Leaving out the pictures, please retype each record exactly.

*Excerpted data*:

____________________

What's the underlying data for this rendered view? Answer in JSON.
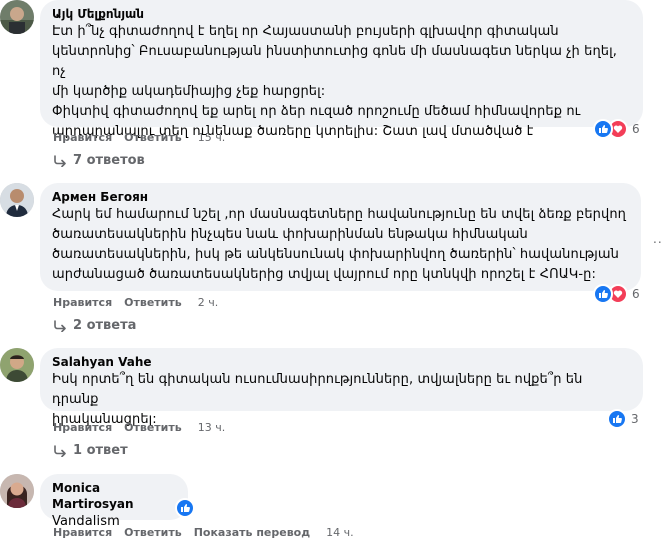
{
  "comments": [
    {
      "author": "Այկ Մելքոնյան",
      "text": "Էտ ի՞նչ գիտաժողով է եղել որ Հայաստանի բույսերի գլխավոր գիտական\nկենտրոնից՝ Բուսաբանության ինստիտուտից գոնե մի մասնագետ ներկա չի եղել, ոչ\nմի կարծիք ակադեմիայից չեք հարցրել:\nՓիկտիվ գիտաժողով եք արել որ ձեր ուզած որոշումը մեծամ հիմնավորեք ու\nարդարանալու տեղ ունենաք ծառերը կտրելիս: Շատ լավ մտածված է",
      "like": "Нравится",
      "reply": "Ответить",
      "time": "15 ч.",
      "reaction_count": "6",
      "replies_label": "7 ответов"
    },
    {
      "author": "Армен Бегоян",
      "text": "Հարկ եմ համարում նշել ,որ մասնագետները հավանությունը են տվել ձեռք բերվող\nծառատեսակներին ինչպես նաև փոխարինման ենթակա հիմնական\nծառատեսակներին, իսկ թե անկենսունակ փոխարինվող ծառերին՝ հավանության\nարժանացած ծառատեսակներից տվյալ վայրում որը կտնկվի որոշել է ՀՈԱԿ-ը:",
      "like": "Нравится",
      "reply": "Ответить",
      "time": "2 ч.",
      "reaction_count": "6",
      "replies_label": "2 ответа"
    },
    {
      "author": "Salahyan Vahe",
      "text": "Իսկ որտե՞ղ են գիտական ուսումնասիրությունները, տվյալները եւ ովքե՞ր են դրանք\nիրականացրել:",
      "like": "Нравится",
      "reply": "Ответить",
      "time": "13 ч.",
      "reaction_count": "3",
      "replies_label": "1 ответ"
    },
    {
      "author": "Monica Martirosyan",
      "text": "Vandalism",
      "like": "Нравится",
      "reply": "Ответить",
      "translate": "Показать перевод",
      "time": "14 ч."
    }
  ],
  "more_options": "..."
}
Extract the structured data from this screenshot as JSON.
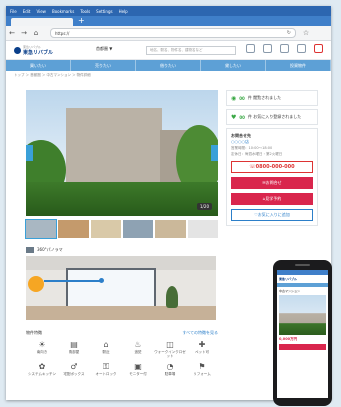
{
  "browser": {
    "menu": [
      "File",
      "Edit",
      "View",
      "Bookmarks",
      "Tools",
      "Settings",
      "Help"
    ],
    "url": "https://",
    "new_tab": "+"
  },
  "site": {
    "logo_tag": "東急リバブル",
    "logo_name": "東急リバブル",
    "area_select": "首都圏 ▼",
    "search_placeholder": "地名、駅名、物件名、建物名など",
    "gnav": [
      "買いたい",
      "売りたい",
      "借りたい",
      "貸したい",
      "投資物件"
    ]
  },
  "breadcrumb": "トップ ＞ 首都圏 ＞ 中古マンション ＞ 物件詳細",
  "photo": {
    "pager": "1/20"
  },
  "favorites": [
    {
      "count": "00",
      "text": "件 閲覧されました"
    },
    {
      "count": "00",
      "text": "件 お気に入り登録されました"
    }
  ],
  "store": {
    "title": "お問合せ先",
    "link": "○○○○店",
    "hours": "営業時間：10:00〜18:00",
    "holiday": "定休日：毎週水曜日・第2火曜日"
  },
  "phone": "0800-000-000",
  "buttons": {
    "inquiry": "お問合せ",
    "visit": "見学予約",
    "favorite": "お気に入りに追加"
  },
  "view360": {
    "label": "360°パノラマ"
  },
  "features": {
    "title": "物件特徴",
    "more": "すべての特徴を見る",
    "items": [
      {
        "icon": "☀",
        "label": "南向き"
      },
      {
        "icon": "▤",
        "label": "角部屋"
      },
      {
        "icon": "⌂",
        "label": "駅近"
      },
      {
        "icon": "♨",
        "label": "追焚"
      },
      {
        "icon": "◫",
        "label": "ウォークインクロゼット"
      },
      {
        "icon": "✚",
        "label": "ペット可"
      },
      {
        "icon": "✿",
        "label": "システムキッチン"
      },
      {
        "icon": "♂",
        "label": "宅配ボックス"
      },
      {
        "icon": "⚿",
        "label": "オートロック"
      },
      {
        "icon": "▣",
        "label": "モニター付"
      },
      {
        "icon": "◔",
        "label": "駐車場"
      },
      {
        "icon": "⚑",
        "label": "リフォーム"
      }
    ]
  },
  "smartphone": {
    "brand": "東急リバブル",
    "title": "中古マンション",
    "price": "0,000万円",
    "button": "お問合せ"
  }
}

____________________

*Solution for this task*:
What's the underlying data for this rendered view? Answer in JSON.
{
  "comments": [
    {
      "author": "Այկ Մելքոնյան",
      "text": "Էտ ի՞նչ գիտաժողով է եղել որ Հայաստանի բույսերի գլխավոր գիտական\nկենտրոնից՝ Բուսաբանության ինստիտուտից գոնե մի մասնագետ ներկա չի եղել, ոչ\nմի կարծիք ակադեմիայից չեք հարցրել:\nՓիկտիվ գիտաժողով եք արել որ ձեր ուզած որոշումը մեծամ հիմնավորեք ու\nարդարանալու տեղ ունենաք ծառերը կտրելիս: Շատ լավ մտածված է",
      "like": "Нравится",
      "reply": "Ответить",
      "time": "15 ч.",
      "reaction_count": "6",
      "replies_label": "7 ответов"
    },
    {
      "author": "Армен Бегоян",
      "text": "Հարկ եմ համարում նշել ,որ մասնագետները հավանությունը են տվել ձեռք բերվող\nծառատեսակներին ինչպես նաև փոխարինման ենթակա հիմնական\nծառատեսակներին, իսկ թե անկենսունակ փոխարինվող ծառերին՝ հավանության\nարժանացած ծառատեսակներից տվյալ վայրում որը կտնկվի որոշել է ՀՈԱԿ-ը:",
      "like": "Нравится",
      "reply": "Ответить",
      "time": "2 ч.",
      "reaction_count": "6",
      "replies_label": "2 ответа"
    },
    {
      "author": "Salahyan Vahe",
      "text": "Իսկ որտե՞ղ են գիտական ուսումնասիրությունները, տվյալները եւ ովքե՞ր են դրանք\nիրականացրել:",
      "like": "Нравится",
      "reply": "Ответить",
      "time": "13 ч.",
      "reaction_count": "3",
      "replies_label": "1 ответ"
    },
    {
      "author": "Monica Martirosyan",
      "text": "Vandalism",
      "like": "Нравится",
      "reply": "Ответить",
      "translate": "Показать перевод",
      "time": "14 ч."
    }
  ],
  "more_options": "..."
}
Extract the structured data from this screenshot as JSON.
{
  "browser": {
    "menu": [
      "File",
      "Edit",
      "View",
      "Bookmarks",
      "Tools",
      "Settings",
      "Help"
    ],
    "url": "https://",
    "new_tab": "+"
  },
  "site": {
    "logo_tag": "東急リバブル",
    "logo_name": "東急リバブル",
    "area_select": "首都圏 ▼",
    "search_placeholder": "地名、駅名、物件名、建物名など",
    "gnav": [
      "買いたい",
      "売りたい",
      "借りたい",
      "貸したい",
      "投資物件"
    ]
  },
  "breadcrumb": "トップ ＞ 首都圏 ＞ 中古マンション ＞ 物件詳細",
  "photo": {
    "pager": "1/20"
  },
  "favorites": [
    {
      "count": "00",
      "text": "件 閲覧されました"
    },
    {
      "count": "00",
      "text": "件 お気に入り登録されました"
    }
  ],
  "store": {
    "title": "お問合せ先",
    "link": "○○○○店",
    "hours": "営業時間：10:00〜18:00",
    "holiday": "定休日：毎週水曜日・第2火曜日"
  },
  "phone": "0800-000-000",
  "buttons": {
    "inquiry": "お問合せ",
    "visit": "見学予約",
    "favorite": "お気に入りに追加"
  },
  "view360": {
    "label": "360°パノラマ"
  },
  "features": {
    "title": "物件特徴",
    "more": "すべての特徴を見る",
    "items": [
      {
        "icon": "☀",
        "label": "南向き"
      },
      {
        "icon": "▤",
        "label": "角部屋"
      },
      {
        "icon": "⌂",
        "label": "駅近"
      },
      {
        "icon": "♨",
        "label": "追焚"
      },
      {
        "icon": "◫",
        "label": "ウォークインクロゼット"
      },
      {
        "icon": "✚",
        "label": "ペット可"
      },
      {
        "icon": "✿",
        "label": "システムキッチン"
      },
      {
        "icon": "♂",
        "label": "宅配ボックス"
      },
      {
        "icon": "⚿",
        "label": "オートロック"
      },
      {
        "icon": "▣",
        "label": "モニター付"
      },
      {
        "icon": "◔",
        "label": "駐車場"
      },
      {
        "icon": "⚑",
        "label": "リフォーム"
      }
    ]
  },
  "smartphone": {
    "brand": "東急リバブル",
    "title": "中古マンション",
    "price": "0,000万円",
    "button": "お問合せ"
  }
}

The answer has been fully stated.